v. de·fend·ed, de·fend·ing, de·fends
a. To make or keep safe from danger, attack, or harm: a vaccine to defend the body from infection.
b. To engage in or be prepared to engage in battle to prevent (a population or area, for example) from being captured or occupied by an enemy.
2. Sports
a. To attempt to prevent the opposition from scoring while playing in or near (a goal or area of a field, for example).
b. To be responsible for guarding (an opposing player).
3. To compete against a challenger in an attempt to retain (a championship).
4. To support or maintain, as by argument or action; justify: defended his friend's behavior.
5. Law
a. To represent (a defendant) in a civil or criminal action.
b. To attempt to disprove or invalidate (the claim made by a lawsuit or prosecution): defend a class action; defend a criminal case.
1. To make a defense.
2. Sports To play defense.

[Middle English defenden, from Old French defendre, from Latin dēfendere, to ward off; see gwhen- in the Appendix of Indo-European roots.]

de·fenda·ble adj.
de·fender n.

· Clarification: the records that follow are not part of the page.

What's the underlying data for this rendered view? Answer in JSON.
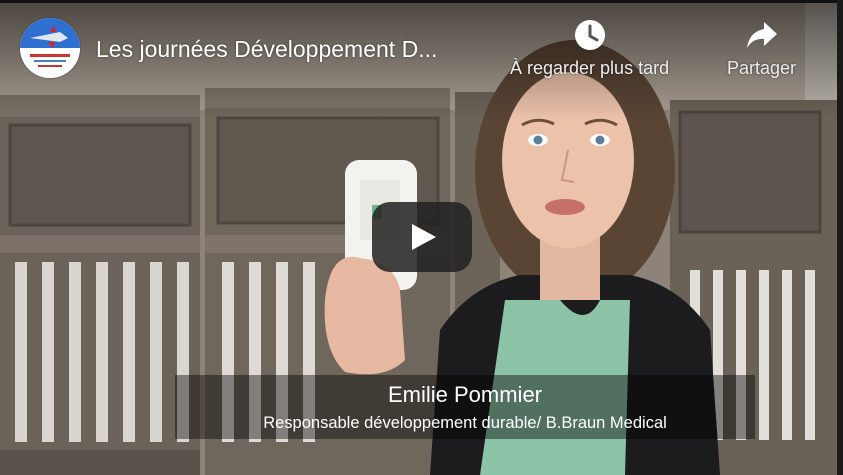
{
  "video": {
    "title": "Les journées Développement D...",
    "channel_avatar_icon": "channel-logo-icon"
  },
  "actions": {
    "watch_later": {
      "label": "À regarder plus tard",
      "icon": "clock-icon"
    },
    "share": {
      "label": "Partager",
      "icon": "share-arrow-icon"
    }
  },
  "player": {
    "play_icon": "play-icon",
    "play_button_color": "#212121"
  },
  "caption": {
    "name": "Emilie Pommier",
    "role": "Responsable développement durable/ B.Braun Medical"
  }
}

Synonyms: defend, protect, guard, preserve, shield, safeguard
These verbs mean to make or keep safe from danger, attack, or harm. Defend implies repelling or being ready to repel an attack: The army defended the border against the enemy. The politician responded quickly to defend his reputation.
Protect often suggests keeping something safe by coming between it and any threat of harm or injury: Police protected the stores from looters. Sunglasses protect your eyes.
Guard suggests keeping watch: Their dog guarded the house against intruders.
To preserve something is to protect it from future harm or alteration: An environmental group purchased the wetland to preserve it from commercial development.
Shield suggests providing a barrier against something dangerous or destructive: "Grant's remaining units made their way through heavy timber ... in turn, however, the woods shielded them from Confederate bullets until they were almost on top of the enemy line" (Brooks D. Simpson).
Safeguard implies the vigilant protection of something of great value or importance: The Bill of Rights safeguards our individual liberties.

The American Heritage® Dictionary of the English Language, Fifth Edition copyright ©2022 by HarperCollins Publishers. All rights reserved.

Indo-European & Semitic Roots Appendices

    Thousands of entries in the dictionary include etymologies that trace their origins back to reconstructed proto-languages. You can obtain more information about these forms in our online appendices:

    Indo-European Roots

    Semitic Roots

    The Indo-European appendix covers nearly half of the Indo-European roots that have left their mark on English words. A more complete treatment of Indo-European roots and the English words derived from them is available in our Dictionary of Indo-European Roots.